For someone suffering from substance abuse, these signals are crossed. Maintaining a proper diet is difficult when:
- Alcohol and drugs contribute to an increasing depletion of essential vitamins and minerals, which compromises multiple mind and body functions.
- Mental health issues may complicate substance use and interfere with healthy habits.
- Repeated use of illicit substances doesn’t usually permit frequent grocery shopping and preparing nutritious meals.
- Addictive substances may increase or decrease appetite, causing extreme fluctuations with calorie consumption, metabolism, and nutrient processing.
Quite often, people entering treatment for substance abuse are malnourished. This may be apparent in a variety of ways, such as slow-healing wounds; kidney and liver complications; immune system disorders; and anxiety and insomnia. Additionally, for people dealing with alcoholism—a high caloric carbohydrate due to the sugar content—they often crave other unhealthy carbs, sugar, and salt.
This compounds nutritional deficiencies.
In addition to the health conditions many Americans face due to a poor diet, malnourished people also frequently experience:
- A compromised immune system, leading to further infection or illness
- Acid reflux, abdominal pain, and bowel tissue decay
- Hepatitis, HIV/AIDS, and other infectious diseases
- Higher stress and agitation
- Prenatal issues
Medical detoxification and a comprehensive whole foods eating plan help people move forward with nutritional wellness.
Overcoming Dietary Issues Related to Substance Abuse
Nutrition experts stress that proper hydration and a slow correction of micro- and macronutrient deficiencies help individuals in recovery reduce malnutrition and junk food withdrawal.
That’s right—some people suffer withdrawal symptoms when they initially eliminate foods that are high in processing, fat, simple carbohydrates, salt, and sugar. For example, similar to certain addictive drugs, junk food often spikes dopamine, located in the pleasure center of the brain. To quit cold turkey triggers a number of problems, including headaches, irritability, anxiety, mood swings, insomnia, dehydration, constipation, and other health issues.
- Healing the body after medical detoxification with calorically-balanced meals, increased hydration, managed sleep, and stress-relieving techniques
- Improving aspects of nourishment with the introduction of nutrient-dense foods
- Assessing mood imbalances and behaviors to create stability through diet modifications such as regulating insulin, increasing amino acids, and adding omega 3-6-9 compounds
- Helping clients understand the differences between hunger cues, substance cravings, and uncovered emotions
- Recognizing the potential for co-occurring disorders such as binge eating and taking dietary and psychological prevention measures
Nutritional Care at Cottonwood Tucson
The professionals at Cottonwood use nutrition as a primary component of addiction detox, along with individualized medication protocol, counseling, and holistic practices such as yoga, Tai Chi, equine therapy, and meditation.
Our behavioral health dieticians develop nutritional plans for residents that promote clear thinking with stable, confident, and happy moods.
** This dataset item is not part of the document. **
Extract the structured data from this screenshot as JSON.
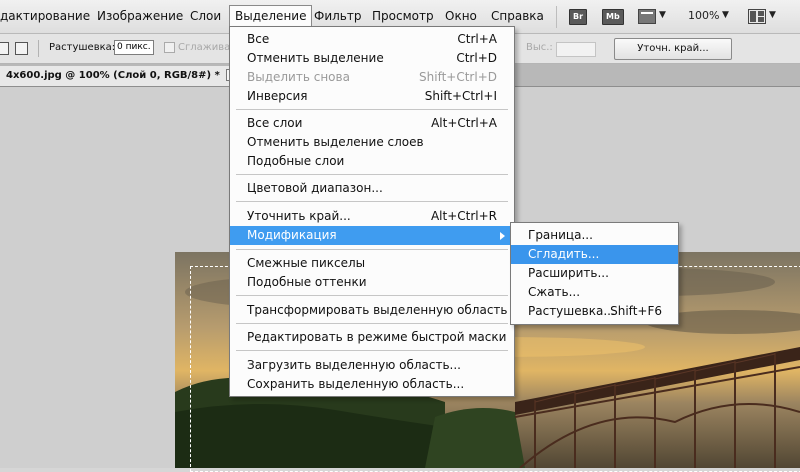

They also collaborate with Cottonwood chefs and culinary staff to create menus supportive of the neurobiological needs of all patients.
By Tracey L. Kelley